Fonda and Redford play Paul and Corie Bratter, two newlyweds that have enjoyed their honeymoon spent in a hotel and now have to figure out how to begin living life with obligations and duties that Corie fears could derail their lives as lovers. Much of their first days as a married couple are met with difficulties, as Corie’s bought the cheapest apartment in New York. This apartment resides on the top floor in an old building with no elevator a steep incline of steps. To make things even worse, the apartment is much too small for anyone to live in. That’s only the tip of the iceberg in the way of difficulties they face, but what becomes ever more apparent are their personalities and the friction it can create.
Redford as Paul is a very rigid and somewhat uptight man on the verge of becoming a successful lawyer, while Fonda is an idealistic old fashioned romantic who does whatever it takes to keep her idea of the perfect marriage to her liking. Fonda and Redford have wonderful chemistry and are perfectly believable as a married couple, especially in how they play to one anothers strengths and weaknesses. Paul tends to keep Corie from being much too impulsive, while Corie encourages Paul to seize the moment, and enjoy the smaller things. There’s an especially hilarious moment where Corie sees Paul off at a hotel elevator in a skimpy shirt, pretending to be his mistress.

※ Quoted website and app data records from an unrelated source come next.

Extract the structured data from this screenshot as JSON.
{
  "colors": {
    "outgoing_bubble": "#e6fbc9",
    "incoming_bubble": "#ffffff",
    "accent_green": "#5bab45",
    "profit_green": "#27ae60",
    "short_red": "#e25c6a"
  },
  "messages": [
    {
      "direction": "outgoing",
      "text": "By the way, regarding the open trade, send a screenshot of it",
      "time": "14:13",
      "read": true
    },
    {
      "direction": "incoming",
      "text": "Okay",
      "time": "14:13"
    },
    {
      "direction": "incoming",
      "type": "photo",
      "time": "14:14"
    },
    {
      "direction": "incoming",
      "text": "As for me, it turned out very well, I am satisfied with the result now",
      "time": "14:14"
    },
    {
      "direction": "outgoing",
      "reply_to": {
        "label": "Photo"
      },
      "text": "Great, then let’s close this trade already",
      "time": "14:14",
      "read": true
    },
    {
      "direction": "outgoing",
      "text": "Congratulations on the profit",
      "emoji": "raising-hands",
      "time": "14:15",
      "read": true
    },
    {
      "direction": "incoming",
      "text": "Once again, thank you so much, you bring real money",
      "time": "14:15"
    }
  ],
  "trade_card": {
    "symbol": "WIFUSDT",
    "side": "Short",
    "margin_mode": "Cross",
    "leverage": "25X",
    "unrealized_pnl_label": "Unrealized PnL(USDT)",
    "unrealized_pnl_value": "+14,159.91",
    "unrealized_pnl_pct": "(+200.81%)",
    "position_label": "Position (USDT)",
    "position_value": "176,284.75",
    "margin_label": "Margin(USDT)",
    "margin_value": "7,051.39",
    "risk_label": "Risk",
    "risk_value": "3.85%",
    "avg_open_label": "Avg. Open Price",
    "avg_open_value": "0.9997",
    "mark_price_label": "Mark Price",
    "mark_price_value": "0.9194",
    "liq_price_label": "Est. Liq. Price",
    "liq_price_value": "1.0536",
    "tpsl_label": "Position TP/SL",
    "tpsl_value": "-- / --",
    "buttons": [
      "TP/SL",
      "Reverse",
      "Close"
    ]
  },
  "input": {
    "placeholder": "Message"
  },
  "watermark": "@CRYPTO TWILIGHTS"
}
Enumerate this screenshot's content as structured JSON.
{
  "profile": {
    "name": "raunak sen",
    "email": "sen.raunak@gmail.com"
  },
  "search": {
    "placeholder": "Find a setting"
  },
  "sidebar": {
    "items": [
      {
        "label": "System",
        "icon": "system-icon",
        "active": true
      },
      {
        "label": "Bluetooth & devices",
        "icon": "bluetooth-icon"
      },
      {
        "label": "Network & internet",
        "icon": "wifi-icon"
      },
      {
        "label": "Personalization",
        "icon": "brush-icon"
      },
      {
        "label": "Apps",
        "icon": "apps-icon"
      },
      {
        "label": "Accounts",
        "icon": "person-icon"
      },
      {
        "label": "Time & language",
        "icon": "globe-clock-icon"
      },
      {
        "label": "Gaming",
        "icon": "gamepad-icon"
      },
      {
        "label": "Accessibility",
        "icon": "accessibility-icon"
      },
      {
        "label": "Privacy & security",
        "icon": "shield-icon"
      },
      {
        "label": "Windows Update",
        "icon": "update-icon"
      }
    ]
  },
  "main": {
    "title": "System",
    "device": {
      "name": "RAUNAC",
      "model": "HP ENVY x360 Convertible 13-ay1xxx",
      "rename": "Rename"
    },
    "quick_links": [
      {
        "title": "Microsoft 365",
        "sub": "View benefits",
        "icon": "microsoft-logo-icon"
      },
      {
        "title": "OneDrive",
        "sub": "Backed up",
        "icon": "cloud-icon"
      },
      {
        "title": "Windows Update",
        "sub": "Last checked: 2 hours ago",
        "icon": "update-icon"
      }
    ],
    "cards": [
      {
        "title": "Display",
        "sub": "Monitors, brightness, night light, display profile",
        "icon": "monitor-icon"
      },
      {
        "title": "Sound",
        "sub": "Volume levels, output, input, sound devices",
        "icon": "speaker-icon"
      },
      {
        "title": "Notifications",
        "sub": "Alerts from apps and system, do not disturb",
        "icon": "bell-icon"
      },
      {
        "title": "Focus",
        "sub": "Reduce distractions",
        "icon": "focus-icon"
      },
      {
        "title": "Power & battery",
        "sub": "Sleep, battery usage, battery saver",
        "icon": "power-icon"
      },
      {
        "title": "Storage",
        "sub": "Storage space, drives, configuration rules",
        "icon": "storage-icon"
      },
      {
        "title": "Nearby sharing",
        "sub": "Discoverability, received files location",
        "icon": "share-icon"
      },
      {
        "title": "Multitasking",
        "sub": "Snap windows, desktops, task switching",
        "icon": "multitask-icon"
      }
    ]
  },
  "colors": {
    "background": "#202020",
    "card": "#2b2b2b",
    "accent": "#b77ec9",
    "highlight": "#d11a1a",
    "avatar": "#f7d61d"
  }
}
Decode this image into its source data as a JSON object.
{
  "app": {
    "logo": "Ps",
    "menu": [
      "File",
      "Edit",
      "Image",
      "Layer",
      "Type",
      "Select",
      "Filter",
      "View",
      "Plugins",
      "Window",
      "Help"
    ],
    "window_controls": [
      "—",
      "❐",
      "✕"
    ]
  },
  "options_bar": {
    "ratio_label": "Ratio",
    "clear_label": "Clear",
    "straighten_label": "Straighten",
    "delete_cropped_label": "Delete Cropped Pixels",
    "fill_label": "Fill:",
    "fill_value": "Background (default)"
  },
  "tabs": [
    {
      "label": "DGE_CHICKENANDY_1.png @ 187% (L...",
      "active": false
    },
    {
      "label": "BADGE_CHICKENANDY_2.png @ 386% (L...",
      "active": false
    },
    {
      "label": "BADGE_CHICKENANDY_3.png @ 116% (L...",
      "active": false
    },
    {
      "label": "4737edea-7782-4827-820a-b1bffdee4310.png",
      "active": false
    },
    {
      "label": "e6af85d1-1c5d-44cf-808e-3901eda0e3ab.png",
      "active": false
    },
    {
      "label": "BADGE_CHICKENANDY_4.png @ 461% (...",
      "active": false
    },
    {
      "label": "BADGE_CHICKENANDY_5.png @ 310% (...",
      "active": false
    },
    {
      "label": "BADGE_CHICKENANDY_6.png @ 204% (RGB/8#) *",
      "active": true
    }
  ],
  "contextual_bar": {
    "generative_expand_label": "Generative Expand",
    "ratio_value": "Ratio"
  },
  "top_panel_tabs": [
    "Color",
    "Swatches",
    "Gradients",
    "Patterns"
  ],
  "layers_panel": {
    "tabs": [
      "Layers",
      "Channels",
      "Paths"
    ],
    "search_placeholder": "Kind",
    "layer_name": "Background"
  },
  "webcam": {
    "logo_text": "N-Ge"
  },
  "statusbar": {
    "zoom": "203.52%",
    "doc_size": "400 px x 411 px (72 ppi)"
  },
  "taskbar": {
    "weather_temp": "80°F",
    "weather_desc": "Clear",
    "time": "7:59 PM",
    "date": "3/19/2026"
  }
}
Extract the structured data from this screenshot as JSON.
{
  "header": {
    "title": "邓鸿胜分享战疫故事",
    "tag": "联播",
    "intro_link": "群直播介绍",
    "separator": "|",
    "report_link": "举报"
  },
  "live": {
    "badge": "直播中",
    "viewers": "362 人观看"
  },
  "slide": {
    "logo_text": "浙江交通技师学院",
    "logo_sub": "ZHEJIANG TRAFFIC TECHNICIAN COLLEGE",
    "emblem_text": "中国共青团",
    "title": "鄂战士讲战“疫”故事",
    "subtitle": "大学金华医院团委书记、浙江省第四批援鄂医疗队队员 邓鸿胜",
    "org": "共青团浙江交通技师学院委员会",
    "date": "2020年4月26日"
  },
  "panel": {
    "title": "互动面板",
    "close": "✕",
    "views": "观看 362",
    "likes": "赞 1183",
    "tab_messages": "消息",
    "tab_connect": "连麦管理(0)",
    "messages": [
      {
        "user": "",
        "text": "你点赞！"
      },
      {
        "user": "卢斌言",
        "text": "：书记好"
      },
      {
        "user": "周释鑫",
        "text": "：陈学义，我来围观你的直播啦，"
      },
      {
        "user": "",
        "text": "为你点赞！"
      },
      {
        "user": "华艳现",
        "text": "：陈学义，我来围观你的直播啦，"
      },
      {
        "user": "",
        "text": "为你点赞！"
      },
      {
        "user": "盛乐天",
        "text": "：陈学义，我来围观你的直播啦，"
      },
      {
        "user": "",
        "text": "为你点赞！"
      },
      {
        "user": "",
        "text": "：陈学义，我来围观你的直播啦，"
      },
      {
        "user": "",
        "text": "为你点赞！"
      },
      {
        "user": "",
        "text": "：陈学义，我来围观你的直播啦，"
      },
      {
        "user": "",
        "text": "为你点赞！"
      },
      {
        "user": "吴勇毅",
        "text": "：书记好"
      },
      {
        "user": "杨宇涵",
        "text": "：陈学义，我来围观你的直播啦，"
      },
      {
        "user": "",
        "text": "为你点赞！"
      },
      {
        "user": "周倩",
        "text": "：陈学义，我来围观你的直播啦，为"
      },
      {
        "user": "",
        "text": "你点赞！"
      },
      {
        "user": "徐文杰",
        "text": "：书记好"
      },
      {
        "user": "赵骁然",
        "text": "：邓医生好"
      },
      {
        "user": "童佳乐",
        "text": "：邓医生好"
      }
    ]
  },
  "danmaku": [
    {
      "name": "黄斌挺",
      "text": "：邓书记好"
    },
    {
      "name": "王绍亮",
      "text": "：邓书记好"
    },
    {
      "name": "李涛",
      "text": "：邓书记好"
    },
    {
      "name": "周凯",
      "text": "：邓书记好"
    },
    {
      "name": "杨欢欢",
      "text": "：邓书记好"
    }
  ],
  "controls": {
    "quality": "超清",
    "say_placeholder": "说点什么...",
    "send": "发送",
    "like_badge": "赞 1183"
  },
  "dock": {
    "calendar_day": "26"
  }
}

“Barefoot in the Park” works not just because of its two stars, but because of the sharp script as Redford delivers hilarious one liners like without missing a beat in the story, and plays well as a man very set in his ways. “Barefoot” excels in offering a slew of memorable moments, including Paul and Corie eating an odd dish with their neighbor Victor, their climactic fight, and the endlessly exhausted delivery men unfortunate enough to venture to the top floor. There’s also the great supporting cast which include Charles Boyer as the Bratters’ eccentric upstairs neighbor and Mildred Natwtick as Corie’s mother. The cast really tie together with Simon’s top notch script, delivering a laugh out loud and sweet comedy about marriage and how daunting the future can be.